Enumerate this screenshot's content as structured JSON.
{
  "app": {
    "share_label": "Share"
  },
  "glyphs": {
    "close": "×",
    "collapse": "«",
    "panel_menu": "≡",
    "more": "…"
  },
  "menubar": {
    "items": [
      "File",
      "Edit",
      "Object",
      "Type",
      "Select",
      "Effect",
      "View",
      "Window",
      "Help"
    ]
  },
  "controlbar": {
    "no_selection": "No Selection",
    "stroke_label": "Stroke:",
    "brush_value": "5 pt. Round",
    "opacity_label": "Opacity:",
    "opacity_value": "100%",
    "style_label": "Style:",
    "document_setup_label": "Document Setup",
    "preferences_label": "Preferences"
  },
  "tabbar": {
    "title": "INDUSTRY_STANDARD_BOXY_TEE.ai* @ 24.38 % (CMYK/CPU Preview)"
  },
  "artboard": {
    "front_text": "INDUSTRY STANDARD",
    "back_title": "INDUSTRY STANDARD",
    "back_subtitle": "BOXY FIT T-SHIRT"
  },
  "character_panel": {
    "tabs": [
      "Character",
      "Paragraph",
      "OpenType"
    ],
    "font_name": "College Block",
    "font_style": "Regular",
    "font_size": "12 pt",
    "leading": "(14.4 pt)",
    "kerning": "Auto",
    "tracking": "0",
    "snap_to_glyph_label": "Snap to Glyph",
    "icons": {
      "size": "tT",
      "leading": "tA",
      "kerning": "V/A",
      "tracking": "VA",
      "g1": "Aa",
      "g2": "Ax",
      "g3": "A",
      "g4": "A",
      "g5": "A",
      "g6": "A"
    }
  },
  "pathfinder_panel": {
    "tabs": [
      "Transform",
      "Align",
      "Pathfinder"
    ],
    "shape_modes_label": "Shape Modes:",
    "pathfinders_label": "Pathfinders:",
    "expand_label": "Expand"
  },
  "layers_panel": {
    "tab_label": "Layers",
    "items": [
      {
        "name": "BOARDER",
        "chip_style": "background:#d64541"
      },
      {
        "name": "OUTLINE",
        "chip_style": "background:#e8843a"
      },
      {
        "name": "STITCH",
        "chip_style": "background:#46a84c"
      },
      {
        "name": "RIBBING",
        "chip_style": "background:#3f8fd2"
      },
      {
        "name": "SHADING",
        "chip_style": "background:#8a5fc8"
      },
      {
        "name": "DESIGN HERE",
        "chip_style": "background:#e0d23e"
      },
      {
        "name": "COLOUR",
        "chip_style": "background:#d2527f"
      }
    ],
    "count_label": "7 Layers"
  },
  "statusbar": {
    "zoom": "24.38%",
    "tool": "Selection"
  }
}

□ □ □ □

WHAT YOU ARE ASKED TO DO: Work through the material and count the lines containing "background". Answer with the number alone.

OUTPUT FOR THIS TASK: 7